THYGERSON, TONYA1*, BRUCE N. SMITH1, D. TERRANCE BOOTH2, and LEE D. HANSEN3. 1Dept. of Botany and Range Science BYU, Provo, UT 84606; 2Dept. of Chemistry and Biochemistry, BYU, Provo, UT 84606; 3USDA-ARS, High Plains Grassland Research Stat., Cheyenne, WY 82009. - Microcalorimetric studies on winterfat, Eurotia lanata, metabolism in response to temperature.
Eurotia lanata (pursh) moq. (winterfat) is a boreal cold-desert
subshrub, seldom more than 2ft. tall, and thrives in dry climates at
cooler temperatures. Stem, leaves, and dispersal units called
diaspores are covered with a dense mix of short and long white hairs
that aid in water retention. It is excellent forage for both wildlife
and domestic cattle. Diaspore collections were soaked in a tween
solution, and then in dilute sodium hypochlorite and were next placed
on moistened filter paper in petri dishes and germinated at room
temperature. At the time of radicle emergence (ca.3mm), seeds were
placed in ampules in a microcalorimeter.

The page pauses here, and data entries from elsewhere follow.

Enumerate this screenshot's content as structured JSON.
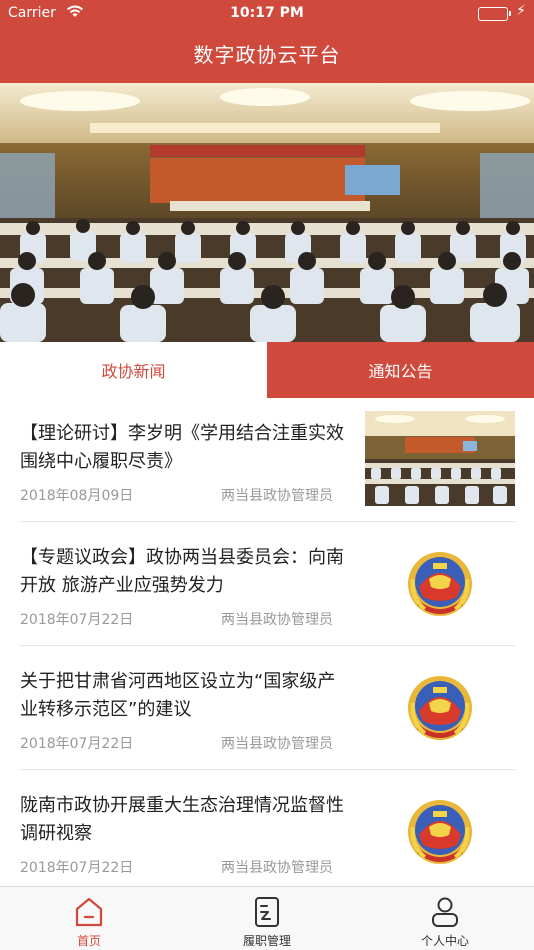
{
  "status_bar": {
    "carrier": "Carrier",
    "time": "10:17 PM"
  },
  "header": {
    "title": "数字政协云平台"
  },
  "tabs": [
    {
      "label": "政协新闻",
      "active": true
    },
    {
      "label": "通知公告",
      "active": false
    }
  ],
  "news": [
    {
      "title": "【理论研讨】李岁明《学用结合注重实效 围绕中心履职尽责》",
      "date": "2018年08月09日",
      "author": "两当县政协管理员",
      "thumb": "meeting-photo"
    },
    {
      "title": "【专题议政会】政协两当县委员会：向南开放 旅游产业应强势发力",
      "date": "2018年07月22日",
      "author": "两当县政协管理员",
      "thumb": "cppcc-emblem"
    },
    {
      "title": "关于把甘肃省河西地区设立为“国家级产业转移示范区”的建议",
      "date": "2018年07月22日",
      "author": "两当县政协管理员",
      "thumb": "cppcc-emblem"
    },
    {
      "title": "陇南市政协开展重大生态治理情况监督性调研视察",
      "date": "2018年07月22日",
      "author": "两当县政协管理员",
      "thumb": "cppcc-emblem"
    }
  ],
  "tabbar": [
    {
      "label": "首页",
      "icon": "home-icon",
      "active": true
    },
    {
      "label": "履职管理",
      "icon": "document-icon",
      "active": false
    },
    {
      "label": "个人中心",
      "icon": "user-icon",
      "active": false
    }
  ],
  "colors": {
    "accent": "#cf4a3d",
    "text": "#222222",
    "meta": "#999999"
  }
}
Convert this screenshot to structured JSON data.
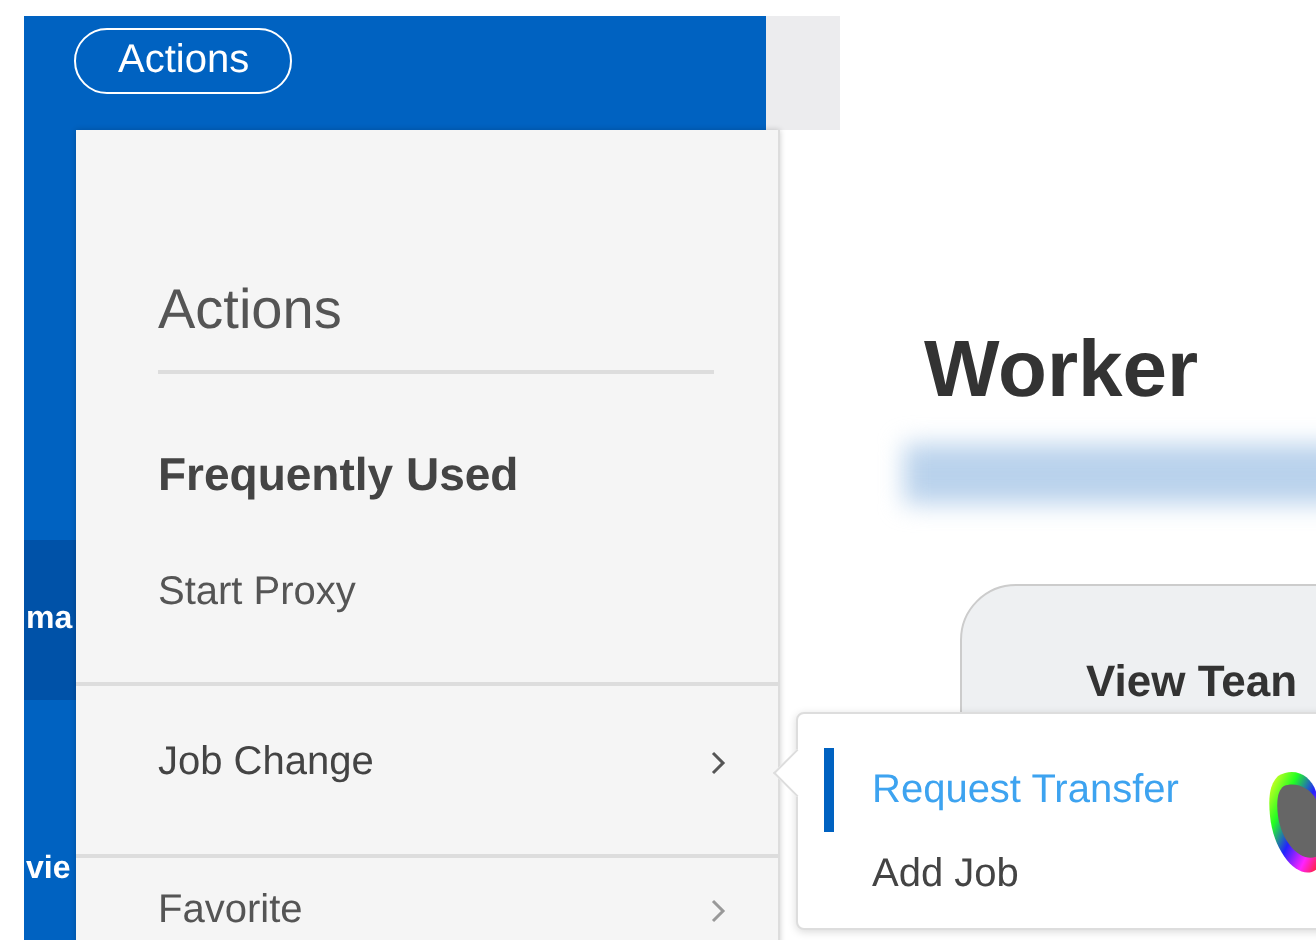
{
  "header": {
    "actions_button": "Actions"
  },
  "sidebar": {
    "items": [
      {
        "label": "ma",
        "selected": true
      },
      {
        "label": "vie",
        "selected": false
      }
    ]
  },
  "actions_menu": {
    "title": "Actions",
    "section_title": "Frequently Used",
    "items": [
      {
        "label": "Start Proxy",
        "kind": "plain"
      },
      {
        "label": "Job Change",
        "kind": "submenu",
        "expanded": true
      },
      {
        "label": "Favorite",
        "kind": "submenu",
        "expanded": false
      }
    ]
  },
  "submenu": {
    "items": [
      {
        "label": "Request Transfer",
        "selected": true
      },
      {
        "label": "Add Job",
        "selected": false
      }
    ]
  },
  "worker": {
    "title": "Worker",
    "view_button": "View Tean"
  }
}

Heat-rate (q) was measured at
a given temperature, and then a vial containing NaOH was added to
measure the rate of CO2 evolution (RCO2) for the same tissue at the
same temperature. This procedure was repeated for each of the

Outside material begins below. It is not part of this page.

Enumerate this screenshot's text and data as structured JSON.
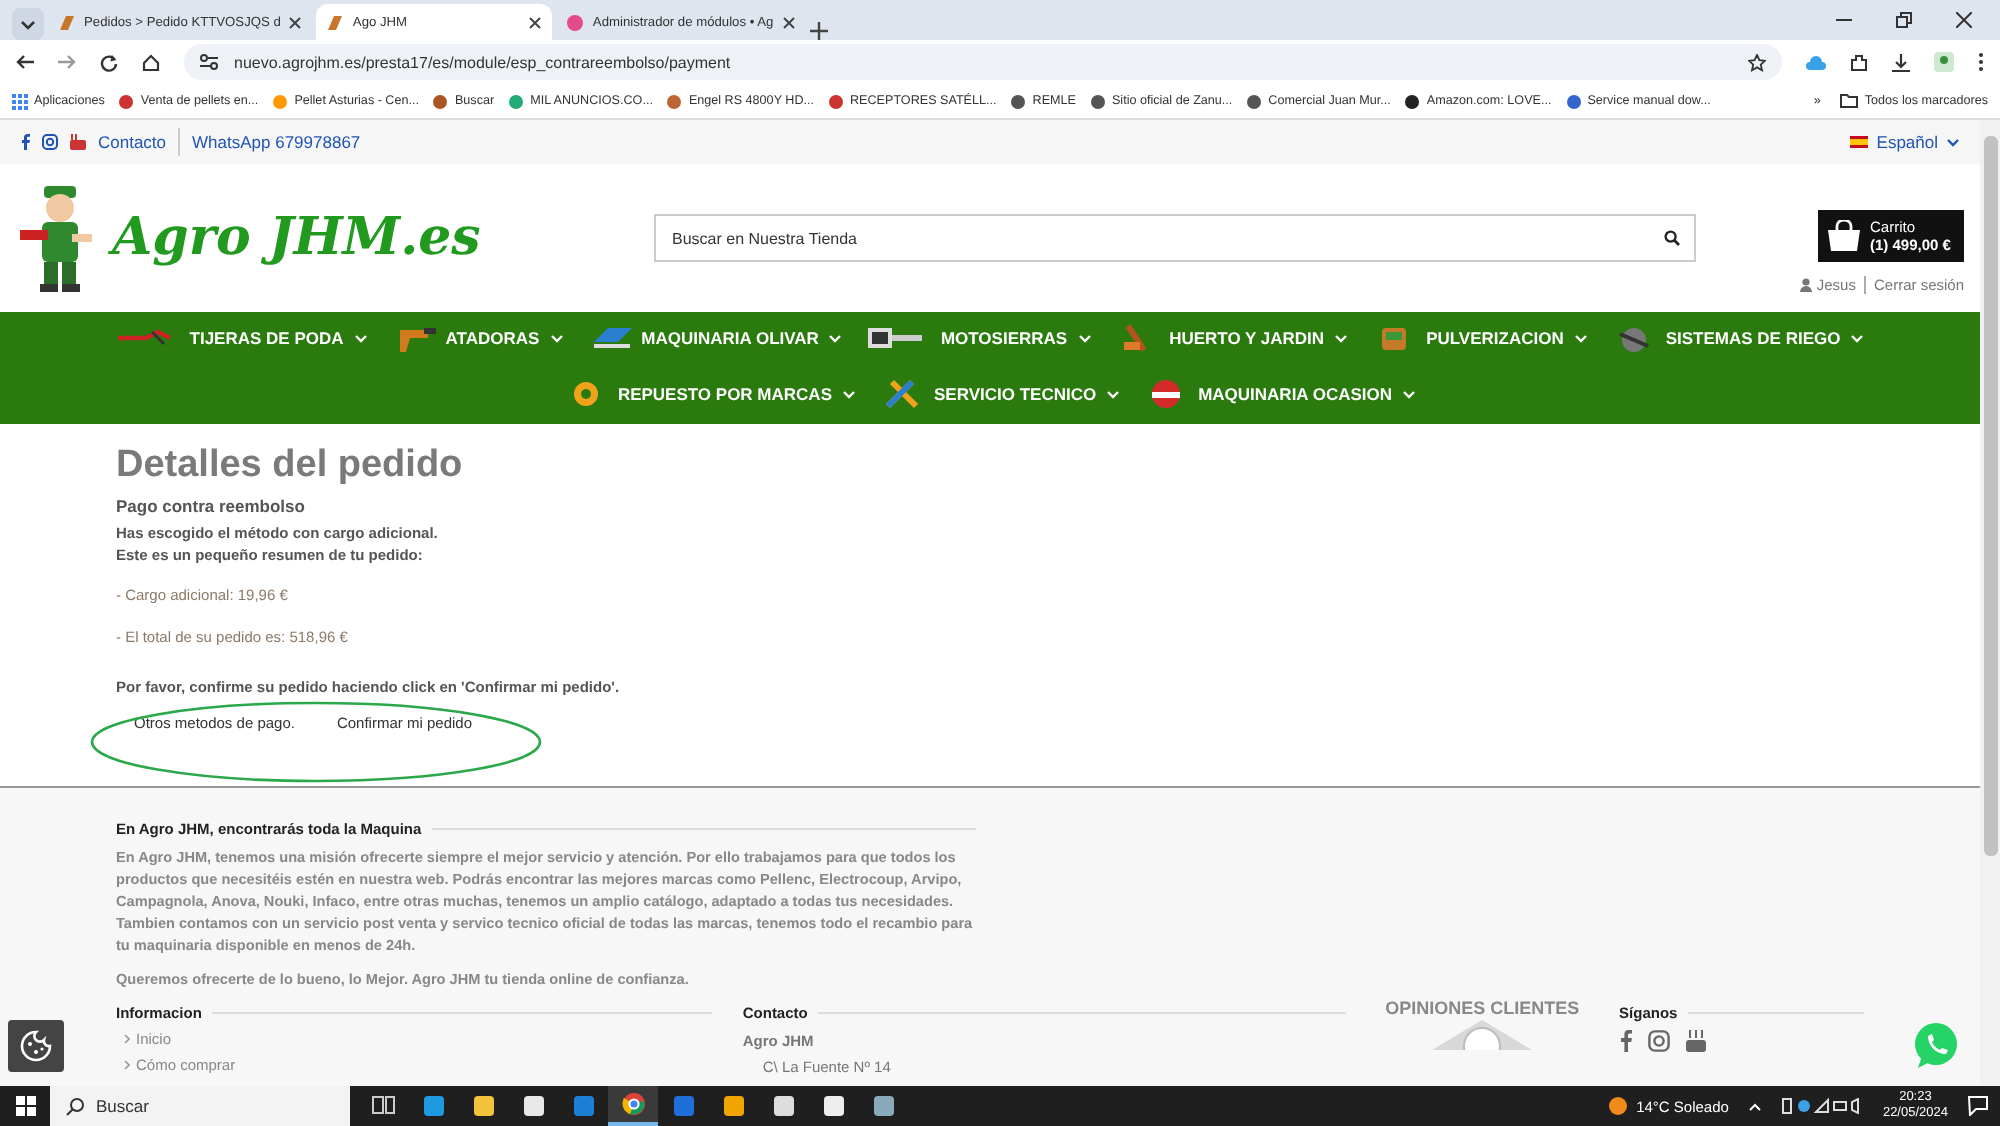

populations at temperatures ranging from –10 to 20 degrees Celsius.
From these measurements efficiency and predicted specific growth rates
were calculated. Optimum temperature for germination, metabolism, and

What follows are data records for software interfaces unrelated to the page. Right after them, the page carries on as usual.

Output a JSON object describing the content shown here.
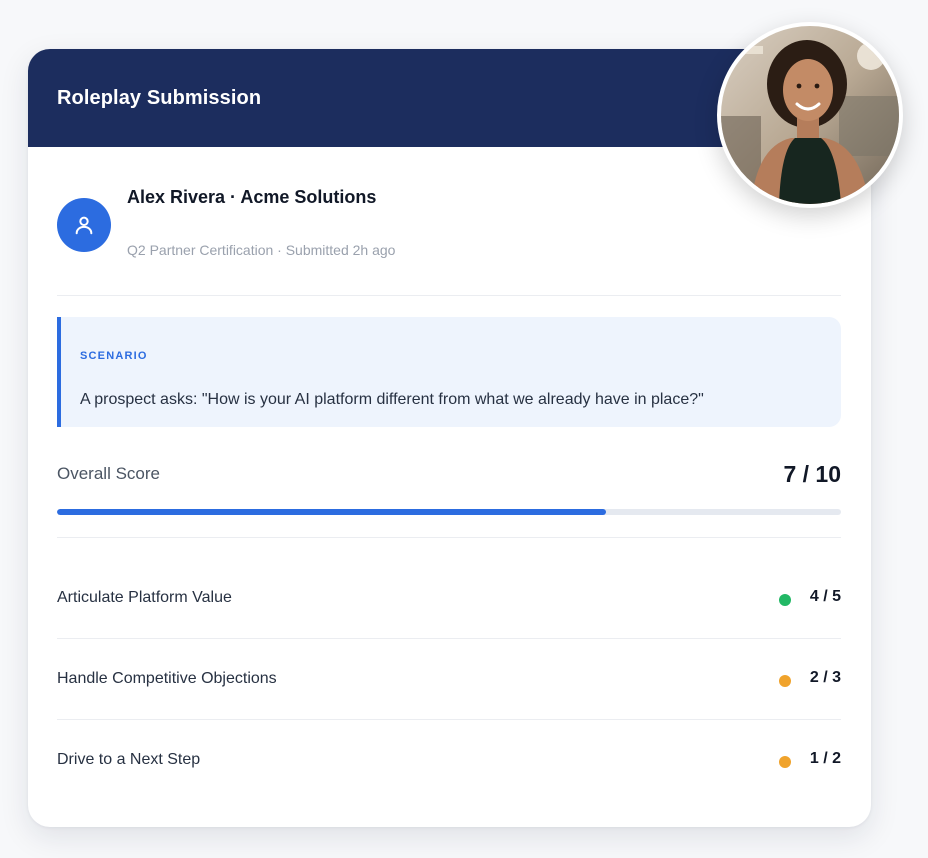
{
  "card": {
    "title": "Roleplay Submission"
  },
  "user": {
    "name": "Alex Rivera · Acme Solutions",
    "subtitle": "Q2 Partner Certification · Submitted 2h ago"
  },
  "scenario": {
    "label": "SCENARIO",
    "text": "A prospect asks: \"How is your AI platform different from what we already have in place?\""
  },
  "overall": {
    "label": "Overall Score",
    "value_text": "7 / 10",
    "progress_fraction": 0.7
  },
  "criteria": [
    {
      "label": "Articulate Platform Value",
      "score": "4 / 5",
      "status_color": "#22b865"
    },
    {
      "label": "Handle Competitive Objections",
      "score": "2 / 3",
      "status_color": "#f0a32c"
    },
    {
      "label": "Drive to a Next Step",
      "score": "1 / 2",
      "status_color": "#f0a32c"
    }
  ],
  "colors": {
    "header": "#1c2d5e",
    "accent": "#2c6ce0"
  },
  "icons": {
    "avatar": "user-icon"
  }
}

early seedling growth is about 10 degrees Celsius. Stress is noted
near 20 degrees Celsius and –5 degrees Celsius. Acclimation during
germination had no effect. Differences between the three populations
correlated with altitude rather than latitude.
Key words: Eurotia lanata, growth rate, metabolism, temperature, winterfat